Crawls Backward (When Alarmed)

IconProjects, musings about guitar builds, guitar repairs, vintage tube amplifiers, old radios, travel, home renovation, and other stuff.

Mixing Hide Glue For Guitar Repair

I've decided to use hide glue to attach the new bridge plate and bridge on the Epiphone acoustic guitar.  There are a couple of reasons why I'm using hide glue:  first, I have a headstock repair in the queue and I definitely want to use hide glue on that.  So that brings me to the second reason: I need to use it on a straightforward repair so I get some experience with it.  The third reason is: I've been curious for some time about this mysterious "hide glue."

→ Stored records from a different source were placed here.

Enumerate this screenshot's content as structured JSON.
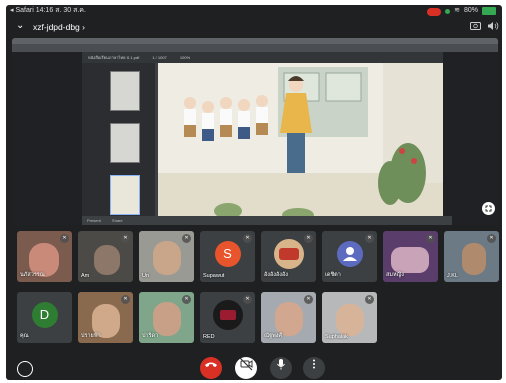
{
  "status_bar": {
    "app": "◂ Safari",
    "time": "14:16",
    "date": "ส. 30 ส.ค.",
    "battery": "80%"
  },
  "meet": {
    "meeting_code": "xzf-jdpd-dbg",
    "chevron": "chevron-down-icon",
    "camera_flip": "camera-flip-icon",
    "speaker": "speaker-icon"
  },
  "pdf": {
    "toolbar_items": [
      "หนังสือเรียนภาษาไทย ป.1.pdf",
      "1 / 1007",
      "100%"
    ],
    "page_number": "1",
    "bottom_items": [
      "Present",
      "Share"
    ]
  },
  "participants": [
    {
      "name": "นภัสวรรณ",
      "type": "video",
      "muted": true
    },
    {
      "name": "Am",
      "type": "video",
      "muted": true
    },
    {
      "name": "Un",
      "type": "video",
      "muted": true
    },
    {
      "name": "Supawut",
      "type": "avatar",
      "initial": "S",
      "color": "#e8542b",
      "muted": true
    },
    {
      "name": "อังอังอังอัง",
      "type": "logo",
      "muted": true
    },
    {
      "name": "เดชิตา",
      "type": "icon",
      "color": "#5c6bc0",
      "muted": true
    },
    {
      "name": "สมหญิง",
      "type": "video",
      "muted": true
    },
    {
      "name": "J.KL",
      "type": "video",
      "muted": true
    },
    {
      "name": "คุณ",
      "type": "avatar",
      "initial": "D",
      "color": "#2e7d32",
      "muted": false
    },
    {
      "name": "ปรายฟ้า",
      "type": "video",
      "muted": true
    },
    {
      "name": "ปาริดา",
      "type": "video",
      "muted": true
    },
    {
      "name": "RED",
      "type": "logo",
      "muted": true
    },
    {
      "name": "ณัฐพงศ์",
      "type": "video",
      "muted": true
    },
    {
      "name": "Suphalak",
      "type": "video",
      "muted": true
    }
  ],
  "controls": [
    {
      "name": "end-call",
      "icon": "phone-hangup-icon",
      "color": "#d93025"
    },
    {
      "name": "camera-off",
      "icon": "camera-off-icon",
      "color": "#ffffff"
    },
    {
      "name": "microphone",
      "icon": "microphone-icon",
      "color": "#3c4043"
    },
    {
      "name": "more-options",
      "icon": "more-vertical-icon",
      "color": "#3c4043"
    }
  ]
}
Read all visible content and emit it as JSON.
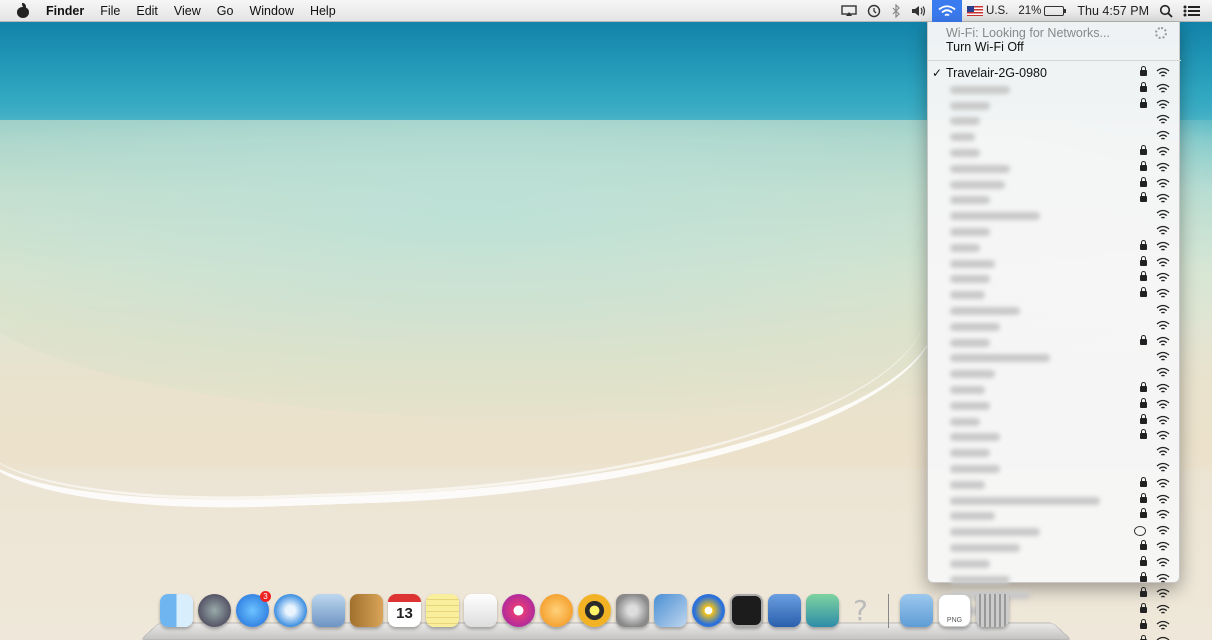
{
  "menubar": {
    "app_name": "Finder",
    "items": [
      "File",
      "Edit",
      "View",
      "Go",
      "Window",
      "Help"
    ],
    "status": {
      "input_source": "U.S.",
      "battery_percent": "21%",
      "clock": "Thu 4:57 PM"
    }
  },
  "wifi_menu": {
    "status_text": "Wi-Fi: Looking for Networks...",
    "toggle_label": "Turn Wi-Fi Off",
    "connected_network": "Travelair-2G-0980",
    "networks": [
      {
        "name": "Travelair-2G-0980",
        "checked": true,
        "secure": true,
        "blurred": false,
        "bw": 0
      },
      {
        "secure": true,
        "blurred": true,
        "bw": 60
      },
      {
        "secure": true,
        "blurred": true,
        "bw": 40
      },
      {
        "secure": false,
        "blurred": true,
        "bw": 30
      },
      {
        "secure": false,
        "blurred": true,
        "bw": 25
      },
      {
        "secure": true,
        "blurred": true,
        "bw": 30
      },
      {
        "secure": true,
        "blurred": true,
        "bw": 60
      },
      {
        "secure": true,
        "blurred": true,
        "bw": 55
      },
      {
        "secure": true,
        "blurred": true,
        "bw": 40
      },
      {
        "secure": false,
        "blurred": true,
        "bw": 90
      },
      {
        "secure": false,
        "blurred": true,
        "bw": 40
      },
      {
        "secure": true,
        "blurred": true,
        "bw": 30
      },
      {
        "secure": true,
        "blurred": true,
        "bw": 45
      },
      {
        "secure": true,
        "blurred": true,
        "bw": 40
      },
      {
        "secure": true,
        "blurred": true,
        "bw": 35
      },
      {
        "secure": false,
        "blurred": true,
        "bw": 70
      },
      {
        "secure": false,
        "blurred": true,
        "bw": 50
      },
      {
        "secure": true,
        "blurred": true,
        "bw": 40
      },
      {
        "secure": false,
        "blurred": true,
        "bw": 100
      },
      {
        "secure": false,
        "blurred": true,
        "bw": 45
      },
      {
        "secure": true,
        "blurred": true,
        "bw": 35
      },
      {
        "secure": true,
        "blurred": true,
        "bw": 40
      },
      {
        "secure": true,
        "blurred": true,
        "bw": 30
      },
      {
        "secure": true,
        "blurred": true,
        "bw": 50
      },
      {
        "secure": false,
        "blurred": true,
        "bw": 40
      },
      {
        "secure": false,
        "blurred": true,
        "bw": 50
      },
      {
        "secure": true,
        "blurred": true,
        "bw": 35
      },
      {
        "secure": true,
        "blurred": true,
        "bw": 150
      },
      {
        "secure": true,
        "blurred": true,
        "bw": 45
      },
      {
        "secure": false,
        "blurred": true,
        "bw": 90,
        "linked": true
      },
      {
        "secure": true,
        "blurred": true,
        "bw": 70
      },
      {
        "secure": true,
        "blurred": true,
        "bw": 40
      },
      {
        "secure": true,
        "blurred": true,
        "bw": 60
      },
      {
        "secure": true,
        "blurred": true,
        "bw": 80
      },
      {
        "secure": true,
        "blurred": true,
        "bw": 50
      },
      {
        "secure": true,
        "blurred": true,
        "bw": 40
      },
      {
        "secure": true,
        "blurred": true,
        "bw": 110
      }
    ]
  },
  "dock": {
    "calendar_date": "13",
    "app_store_badge": "3",
    "apps": [
      "finder-icon",
      "launchpad-icon",
      "app-store-icon",
      "safari-icon",
      "mail-icon",
      "contacts-icon",
      "calendar-icon",
      "notes-icon",
      "reminders-icon",
      "itunes-icon",
      "ibooks-icon",
      "burn-icon",
      "system-preferences-icon",
      "xcode-icon",
      "wunderlist-icon",
      "terminal-icon",
      "automator-icon",
      "preview-icon",
      "help-icon"
    ],
    "right_items": [
      "downloads-folder-icon",
      "png-document-icon",
      "trash-icon"
    ],
    "png_label": "PNG"
  },
  "colors": {
    "accent": "#3b7bf0",
    "menubar": "#ececec"
  }
}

If you search for hide glue on the web, you'll find some different variations on how to mix it.  I decided to go with Dan Erlewine's method, mainly since he uses the same Behlen glue.

Stew-Mac sells these great little mixing cups for paint, glue, etc.  They're cheap and they also have graduations on them, and even a little spout.

So I measure 1 fluid ounce (about 30ml for the enlightened non-Imperial measurers) of hide glue granules.  I'm going to just mix it in a clean jar with 2 oz of water.  My understanding is that this 2:1 mix is stronger than 1:1.

Let the granules (aka crystals) absorb the water.  Both Dan Erlewine and Frank Ford's sites say "a few hours," but I found in about 20 minutes the water was fully absorbed.

Here are the crystals after absorbing the water.  Frank Ford describes them as looking like fish roe.  That's pretty accurate.  I like caviar, but I don't recommend eating this stuff.

Although, it is a natural product and probably wouldn't kill you.

Still, I wouldn't eat it.


Now we need to heat the hide glue.  It will be liquid and ready to use at about 145 degrees F.  I'm using a double boiler to heat the glue.

I have a little Sunbeam hot pot I just picked up at Target for $12.99.  What a bargain.  Another in my growing collection of former kitchen appliances adapted for lutherie.

You may recognize my trusty Pyrex instant-read thermometer from its main job checking the doneness of meat.  It suffered a burn from the grill at some point, but it keeps on going.

It came in very handy here to figure out the temperature setting for the hot pot.  I have it on the lowest notch on the dial - with water filled to the "max" line, it runs at almost exactly 150 degrees.  Perfect.

After about 10 minutes in the pot, the glue is melted and ready to use.  You could use it immediately,  but I'm going to let it sit for a day - this too is reputed to make it stronger. 

So I put a lid on it and put it in the refrigerator.  Mmmm hide glue.  Just the thing for a quick snack.

I bet you never knew the Felix people made hide glue.


Post a Comment 0 comments:

Post a Comment